Two years ago I was at a practice the day before Wiley tore his ACL and was lost for the year to a sweet 16 team. At that practice Wiley was arguably the best guard on the floor that day and was playing at a high level for a really talented team. Sadly we have not seen that guy since and the injury robbed him of his confidence and his playing time through last season. While it’s difficult to predict who might have a break-out year for the Terps this year, I’m rooting for this guy. This fall he has been terrific in practice and is often times the extra guard inserted when Jackson moves to the power forward spot and the Terps play small.
Jared Nickens will get his chances. He remains a lights-out shooter when he’s on. There are practices where he doesn’t miss and can find his shot at will. And then there are times when he’s nowhere to be found. He can also tend to freeze-up a bit at game time. Hopefully in his last go round as a senior he finds some flow and just lets it fly.
Assuming good health this team should have plenty of options inside. Michal Cekovsky and Ivan Bender have been steady in practice. Ceko appears to be fully recovered from a serious ankle injury last season and Bender continues to offer a great innate understanding of the game, even if he is a limited athletically. Burly grad-transfer Sean Obi looks like he will help the cause in stretches but really hasn’t played much in the last couple of seasons and looks a little rusty as a result. He is clearly a big X factor for a team that already has plenty of them. Redshirt Freshman Joshua Tomaic offers an intriguing possibility as a “stretch 4” but right now the freshman Fernando is the best interior player this team has regardless of whether they play big with him and Ceko or go small with him at the 5 and Jackson at the 4. His health and availability are an absolute imperative to the success of the club.
If I had to list the biggest keys and questions to this team’s success I would start with Cowan. Can he make the next step playing the most important position on the court? He works his tail off and plays hard to overcome some of the physical challenges he has. I will not be surprised if he is the leading scorer on this year’s team. Then there is Ceko. Can he play a full season? Head Coach Mark Turgeon is taking a different approach with him this fall and is trying to be more patient with him. Can the team get consistent play and contributions from vets Wiley and Nickens off the bench? They sure have been solid this fall. Can Morsell be the backup point guard? He looks like he can handle it but he hasn’t had to bring it up the floor in the last five minutes of a Big Ten game on the road.

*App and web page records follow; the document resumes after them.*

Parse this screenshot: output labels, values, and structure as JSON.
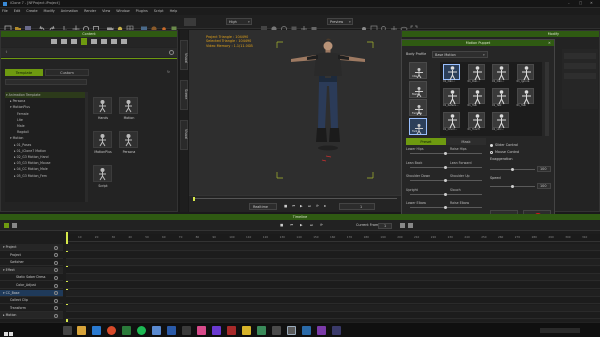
{
  "window": {
    "title": "iClone 7 - [NFProject.iProject]"
  },
  "menu": [
    "File",
    "Edit",
    "Create",
    "Modify",
    "Animation",
    "Render",
    "View",
    "Window",
    "Plugins",
    "Script",
    "Help"
  ],
  "toolbar": {
    "quality": "High",
    "view_mode": "Preview"
  },
  "content": {
    "header": "Content",
    "tabs": [
      "Template",
      "Custom"
    ],
    "tree": [
      "▾ Animation Template",
      "▸ Persona",
      "▾ MotionPlus",
      "Female",
      "Lite",
      "Male",
      "Ragdoll",
      "▾ Motion",
      "▸ 01_Poses",
      "▸ 01_iClone7 Motion",
      "▸ 02_G3 Motion_Hand",
      "▸ 03_G3 Motion_Mouse",
      "▸ 04_CC Motion_Male",
      "▸ 05_G3 Motion_Fem"
    ],
    "tiles": [
      {
        "label": "Hands"
      },
      {
        "label": "Motion"
      },
      {
        "label": "MotionPlus"
      },
      {
        "label": "Persona"
      },
      {
        "label": "Script"
      }
    ]
  },
  "side_tabs": [
    "Visual",
    "Scene",
    "Visual"
  ],
  "viewport": {
    "stats": [
      "Project Triangle : 104490",
      "Selected Triangle : 104490",
      "Video Memory : 1.1/11.0GB"
    ]
  },
  "modify": {
    "header": "Modify"
  },
  "puppet": {
    "header": "Motion Puppet",
    "body_profile_label": "Body Profile",
    "body_profile_value": "Base Motion",
    "thumb_labels": [
      "Idle",
      "Male",
      "Female",
      "Talk",
      "01_Dan...",
      "01_Dan...",
      "01_Dan...",
      "01_Ignore",
      "01_Refere...",
      "01_Talk",
      "01_Talk",
      "01_Talk",
      "01_Drum...",
      "01_Touch",
      "01_Unc..."
    ],
    "tabs": [
      "Preset",
      "Mask"
    ],
    "left_sliders": [
      "Lower Hips",
      "Lean Back",
      "Shoulder Down",
      "Upright",
      "Lower Elbow",
      "Elbow In"
    ],
    "right_sliders": [
      "Raise Hips",
      "Lean Forward",
      "Shoulder Up",
      "Slouch",
      "Raise Elbow",
      "Elbow Out"
    ],
    "radio1": "Slider Control",
    "radio2": "Mouse Control",
    "exaggeration_label": "Exaggeration",
    "exaggeration_value": "100",
    "speed_label": "Speed",
    "speed_value": "100",
    "preview_label": "Preview",
    "record_label": "Record"
  },
  "playbar": {
    "mode": "Realtime",
    "frame": "1"
  },
  "timeline": {
    "header": "Timeline",
    "current_frame_label": "Current Frame",
    "current_frame": "1",
    "rows": [
      "▾ Project",
      "Project",
      "Switcher",
      "▾ Effect",
      "Static Saber Dress",
      "Color_Adjust",
      "▾ CC_Base",
      "Collect Clip",
      "Transform",
      "▸ Motion"
    ],
    "ticks": [
      "10",
      "20",
      "30",
      "40",
      "50",
      "60",
      "70",
      "80",
      "90",
      "100",
      "110",
      "120",
      "130",
      "140",
      "150",
      "160",
      "170",
      "180",
      "190",
      "200",
      "210",
      "220",
      "230",
      "240",
      "250",
      "260",
      "270",
      "280",
      "290",
      "300",
      "310"
    ]
  },
  "colors": {
    "accent_green": "#6e9a10",
    "header_green": "#2f5a12",
    "record_red": "#d81818"
  }
}
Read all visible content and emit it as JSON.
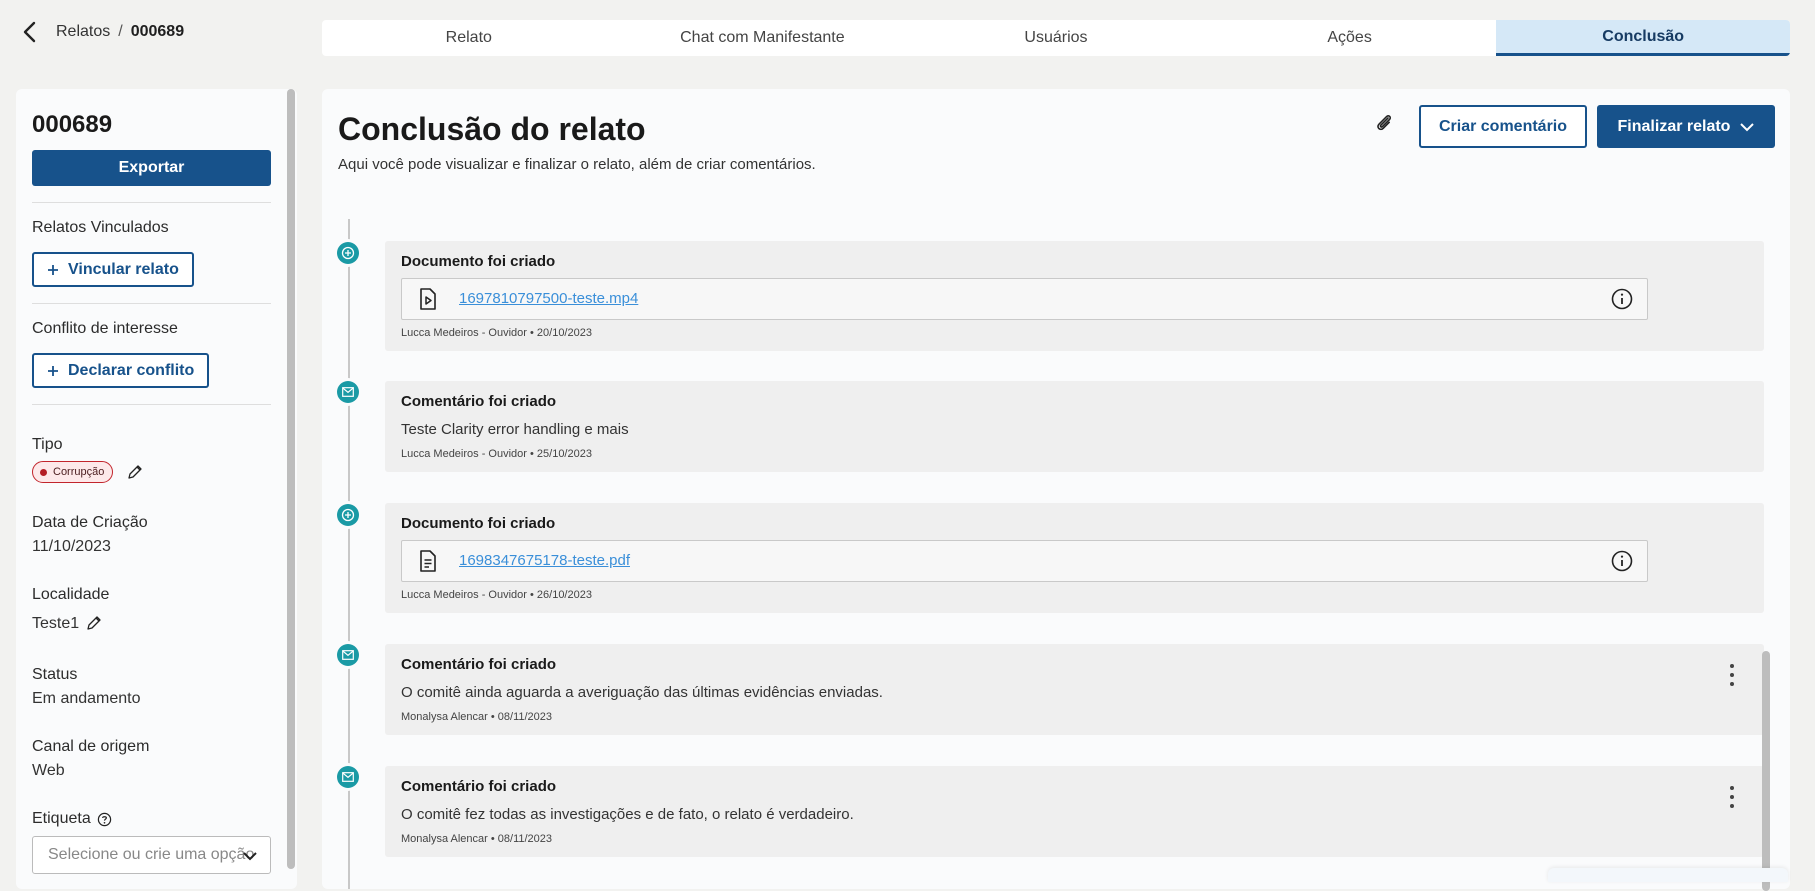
{
  "header": {
    "breadcrumb_root": "Relatos",
    "breadcrumb_sep": "/",
    "breadcrumb_current": "000689",
    "tabs": [
      {
        "label": "Relato"
      },
      {
        "label": "Chat com Manifestante"
      },
      {
        "label": "Usuários"
      },
      {
        "label": "Ações"
      },
      {
        "label": "Conclusão"
      }
    ],
    "active_tab": "Conclusão"
  },
  "sidebar": {
    "id": "000689",
    "export_label": "Exportar",
    "linked_label": "Relatos Vinculados",
    "link_button": "Vincular relato",
    "conflict_label": "Conflito de interesse",
    "conflict_button": "Declarar conflito",
    "type_label": "Tipo",
    "type_value": "Corrupção",
    "created_label": "Data de Criação",
    "created_value": "11/10/2023",
    "location_label": "Localidade",
    "location_value": "Teste1",
    "status_label": "Status",
    "status_value": "Em andamento",
    "channel_label": "Canal de origem",
    "channel_value": "Web",
    "tag_label": "Etiqueta",
    "tag_placeholder": "Selecione ou crie uma opção"
  },
  "main": {
    "title": "Conclusão do relato",
    "subtitle": "Aqui você pode visualizar e finalizar o relato, além de criar comentários.",
    "comment_button": "Criar comentário",
    "finalize_button": "Finalizar relato",
    "timeline": [
      {
        "kind": "document",
        "icon": "plus-circle-icon",
        "title": "Documento foi criado",
        "file": "1697810797500-teste.mp4",
        "file_icon": "video-file-icon",
        "meta": "Lucca Medeiros - Ouvidor • 20/10/2023"
      },
      {
        "kind": "comment",
        "icon": "mail-icon",
        "title": "Comentário foi criado",
        "text": "Teste Clarity error handling e mais",
        "meta": "Lucca Medeiros - Ouvidor • 25/10/2023"
      },
      {
        "kind": "document",
        "icon": "plus-circle-icon",
        "title": "Documento foi criado",
        "file": "1698347675178-teste.pdf",
        "file_icon": "document-file-icon",
        "meta": "Lucca Medeiros - Ouvidor • 26/10/2023"
      },
      {
        "kind": "comment",
        "icon": "mail-icon",
        "title": "Comentário foi criado",
        "text": "O comitê ainda aguarda a averiguação das últimas evidências enviadas.",
        "meta": "Monalysa Alencar • 08/11/2023"
      },
      {
        "kind": "comment",
        "icon": "mail-icon",
        "title": "Comentário foi criado",
        "text": "O comitê fez todas as investigações e de fato, o relato é verdadeiro.",
        "meta": "Monalysa Alencar • 08/11/2023"
      }
    ]
  },
  "colors": {
    "primary": "#17528b",
    "teal": "#1a9aa5",
    "link": "#3a8fd9",
    "badge_red": "#c2252c",
    "active_tab_bg": "#d5e8f7"
  }
}
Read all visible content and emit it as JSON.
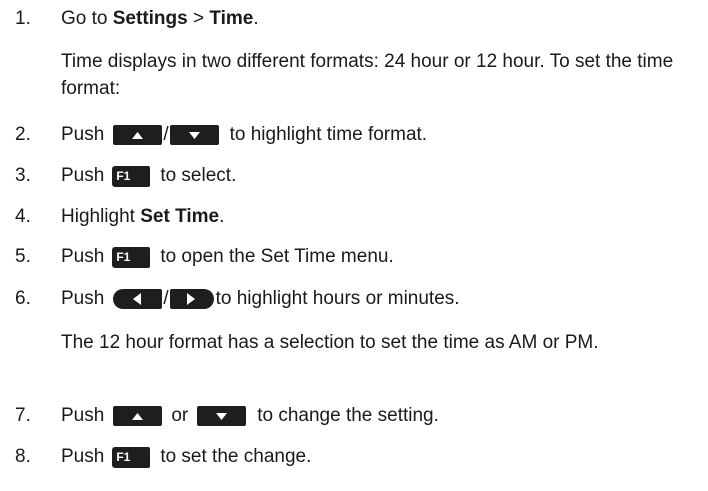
{
  "steps": [
    {
      "num": "1.",
      "before": "Go to ",
      "bold1": "Settings",
      "sep": " > ",
      "bold2": "Time",
      "after": "."
    },
    {
      "num": "2.",
      "push": "Push",
      "slash": "/",
      "after": "to highlight time format."
    },
    {
      "num": "3.",
      "push": "Push",
      "key": "F1",
      "after": "to select."
    },
    {
      "num": "4.",
      "before": "Highlight ",
      "bold": "Set Time",
      "after": "."
    },
    {
      "num": "5.",
      "push": "Push",
      "key": "F1",
      "after": "to open the Set Time menu."
    },
    {
      "num": "6.",
      "push": "Push",
      "slash": "/",
      "after": "to highlight hours or minutes."
    },
    {
      "num": "7.",
      "push": "Push",
      "or": "or",
      "after": "to change the setting."
    },
    {
      "num": "8.",
      "push": "Push",
      "key": "F1",
      "after": "to set the change."
    }
  ],
  "notes": {
    "time_formats": "Time displays in two different formats: 24 hour or 12 hour. To set the time format:",
    "am_pm": "The 12 hour format has a selection to set the time as AM or PM."
  },
  "icons": {
    "up": "up-arrow-key-icon",
    "down": "down-arrow-key-icon",
    "left": "left-arrow-key-icon",
    "right": "right-arrow-key-icon",
    "f1": "f1-key-icon"
  }
}
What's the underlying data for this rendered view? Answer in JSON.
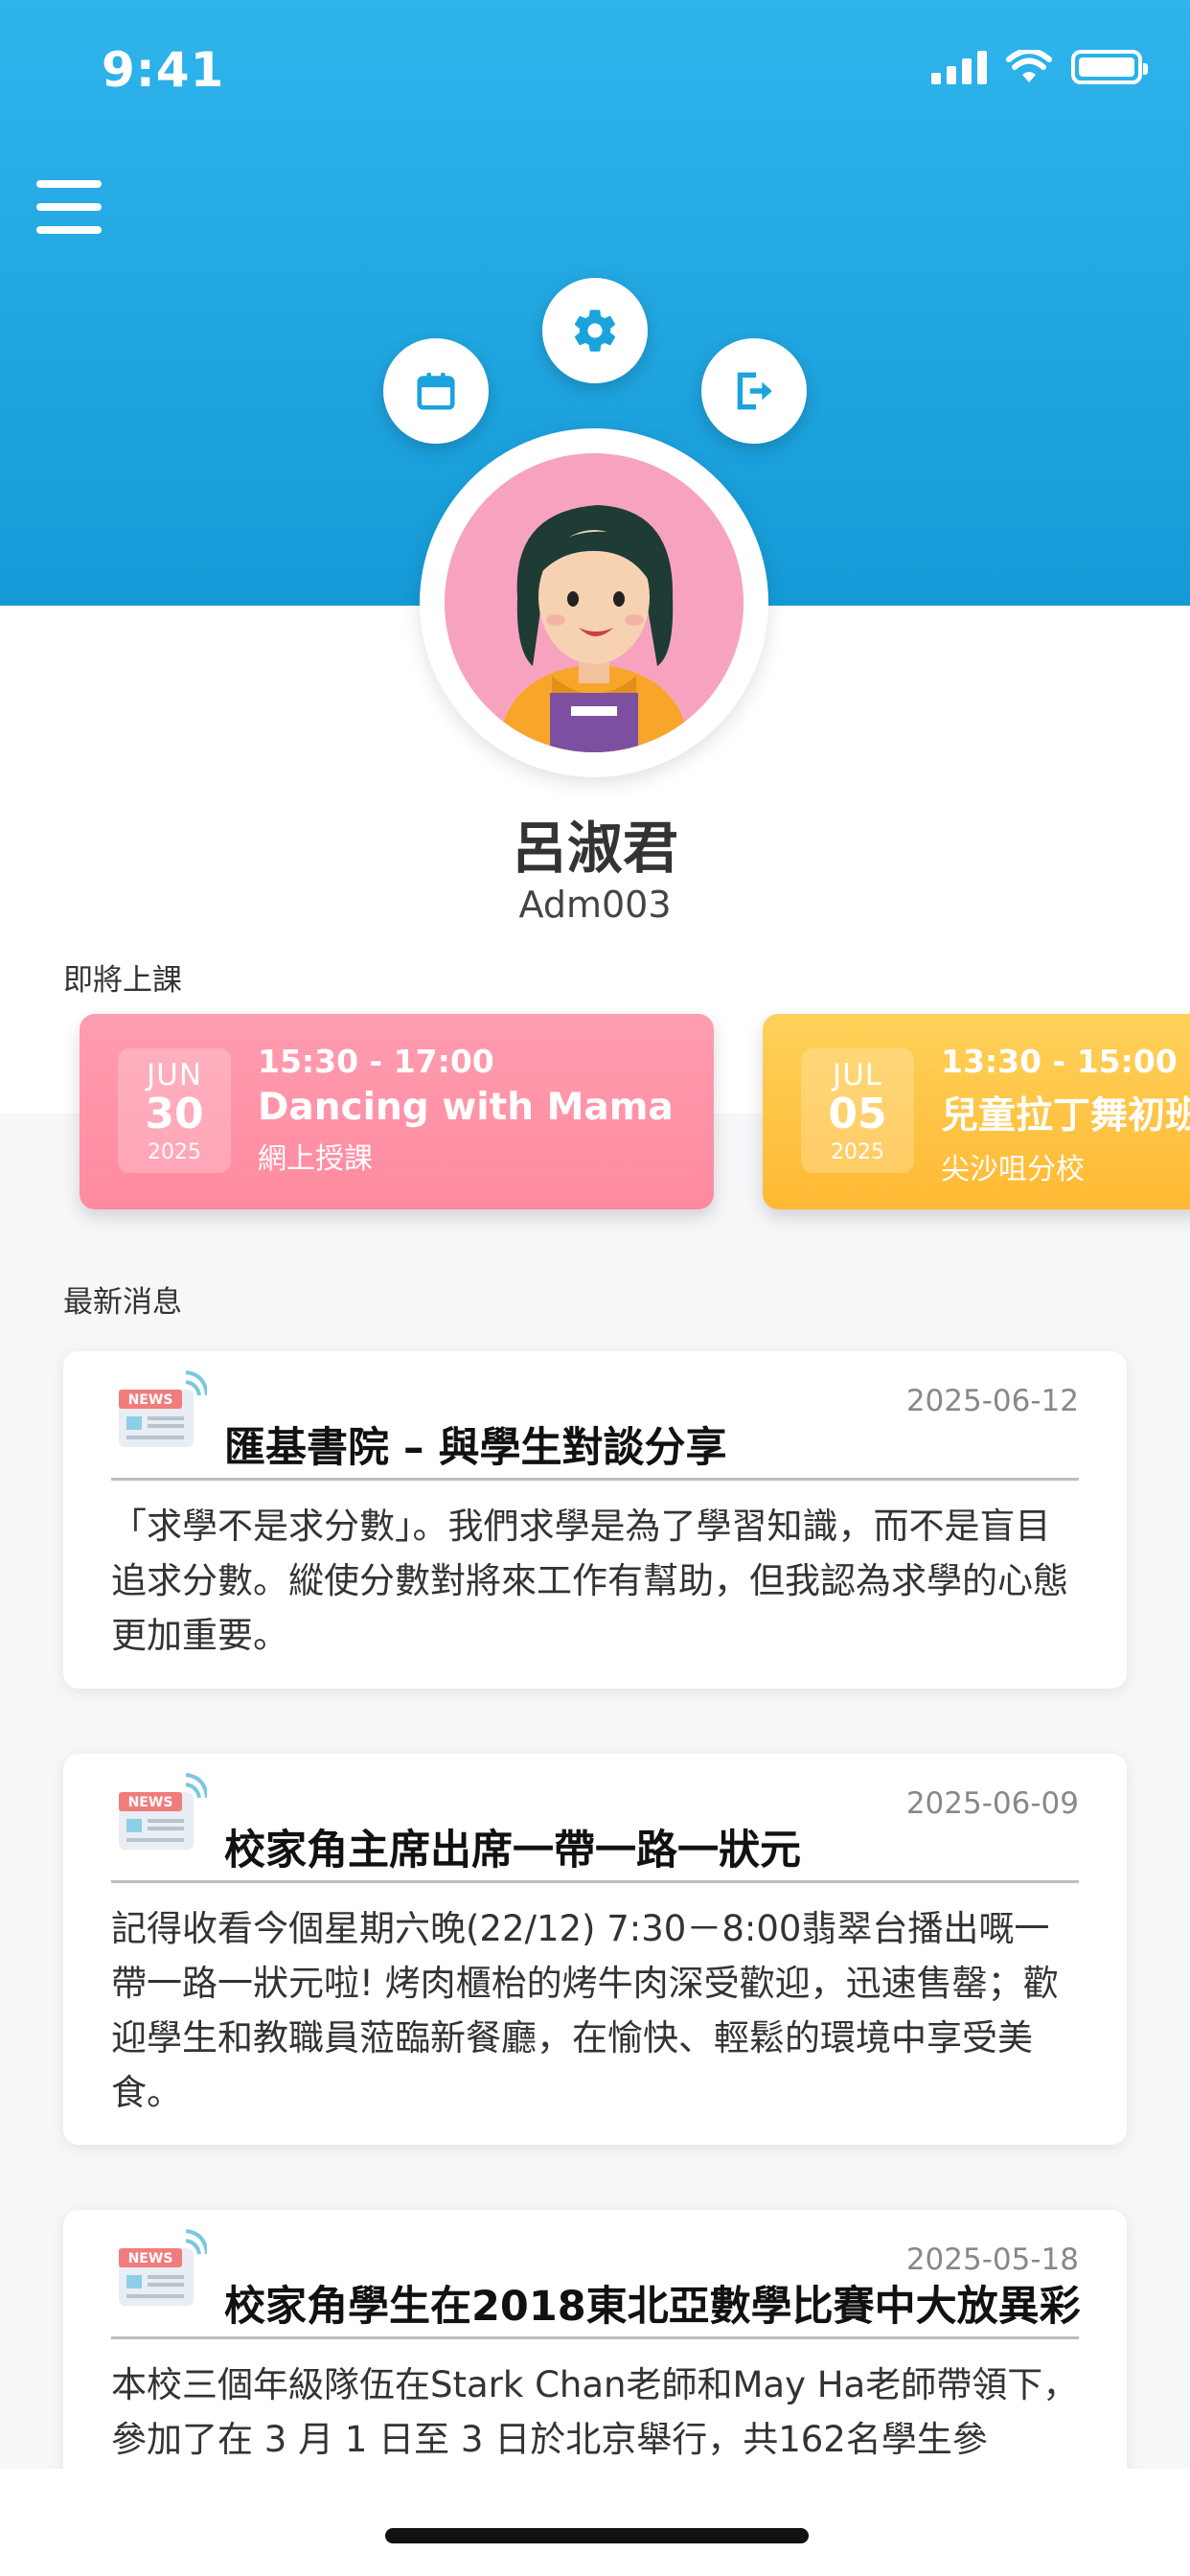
{
  "status_bar": {
    "time": "9:41"
  },
  "header": {
    "menu_icon": "hamburger-menu-icon",
    "actions": [
      {
        "name": "calendar",
        "icon": "calendar-icon"
      },
      {
        "name": "settings",
        "icon": "gear-icon"
      },
      {
        "name": "logout",
        "icon": "logout-icon"
      }
    ],
    "accent_color": "#1aa3dd"
  },
  "profile": {
    "name": "呂淑君",
    "id": "Adm003"
  },
  "upcoming": {
    "label": "即將上課",
    "classes": [
      {
        "month": "JUN",
        "day": "30",
        "year": "2025",
        "time": "15:30 - 17:00",
        "title": "Dancing with Mama",
        "location": "網上授課",
        "color": "#ff8fa3"
      },
      {
        "month": "JUL",
        "day": "05",
        "year": "2025",
        "time": "13:30 - 15:00",
        "title": "兒童拉丁舞初班",
        "location": "尖沙咀分校",
        "color": "#ffc040"
      }
    ]
  },
  "news": {
    "label": "最新消息",
    "items": [
      {
        "date": "2025-06-12",
        "title": "匯基書院 – 與學生對談分享",
        "body": "「求學不是求分數」。我們求學是為了學習知識，而不是盲目追求分數。縱使分數對將來工作有幫助，但我認為求學的心態更加重要。"
      },
      {
        "date": "2025-06-09",
        "title": "校家角主席出席一帶一路一狀元",
        "body": "記得收看今個星期六晚(22/12) 7:30－8:00翡翠台播出嘅一帶一路一狀元啦! 烤肉櫃枱的烤牛肉深受歡迎，迅速售罄；歡迎學生和教職員蒞臨新餐廳，在愉快、輕鬆的環境中享受美食。"
      },
      {
        "date": "2025-05-18",
        "title": "校家角學生在2018東北亞數學比賽中大放異彩",
        "body": "本校三個年級隊伍在Stark Chan老師和May Ha老師帶領下，參加了在 3 月 1 日至 3 日於北京舉行，共162名學生參"
      }
    ]
  }
}
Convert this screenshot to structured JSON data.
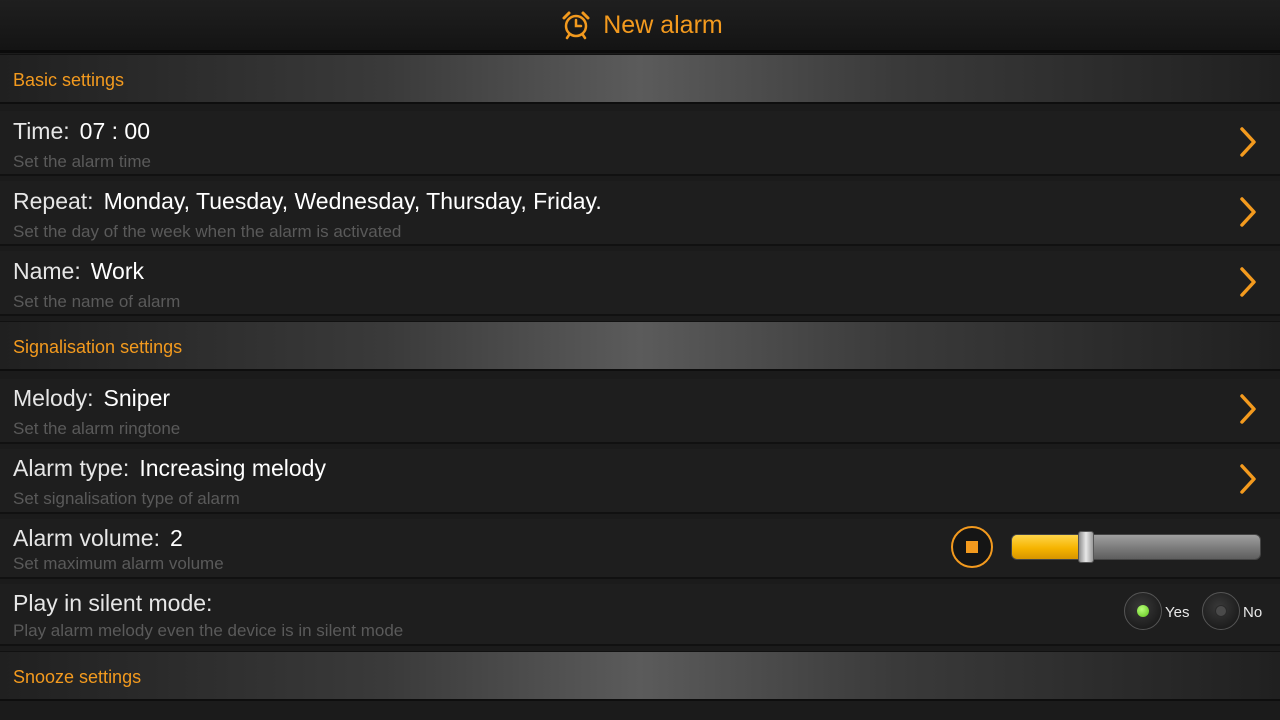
{
  "header": {
    "title": "New alarm",
    "icon": "alarm-clock-icon",
    "accent": "#f39a1e"
  },
  "sections": {
    "basic": "Basic settings",
    "signalisation": "Signalisation settings",
    "snooze": "Snooze settings"
  },
  "rows": {
    "time": {
      "label": "Time:",
      "value": "07 : 00",
      "sub": "Set the alarm time"
    },
    "repeat": {
      "label": "Repeat:",
      "value": "Monday, Tuesday, Wednesday, Thursday, Friday.",
      "sub": "Set the day of the week when the alarm is activated"
    },
    "name": {
      "label": "Name:",
      "value": "Work",
      "sub": "Set the name of alarm"
    },
    "melody": {
      "label": "Melody:",
      "value": "Sniper",
      "sub": "Set the alarm ringtone"
    },
    "alarm_type": {
      "label": "Alarm type:",
      "value": "Increasing melody",
      "sub": "Set signalisation type of alarm"
    },
    "volume": {
      "label": "Alarm volume:",
      "value": "2",
      "sub": "Set maximum alarm volume",
      "slider_fraction": 0.3,
      "fill_color": "#f6b400"
    },
    "silent": {
      "label": "Play in silent mode:",
      "sub": "Play alarm melody even the device is in silent mode",
      "yes": "Yes",
      "no": "No",
      "selected": "Yes"
    }
  }
}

Lastly…down one with five seconds left against Michigan State…who is going to make the play? For the last three years everybody in America knew who was going to try and make that play and he’s gone. This team will have plenty of candidates for that but none who have actually done it. Anything short of the NCAA tournament will be a disappointment for this group and this program. To get to that point, however, there are just a few questions to be answered.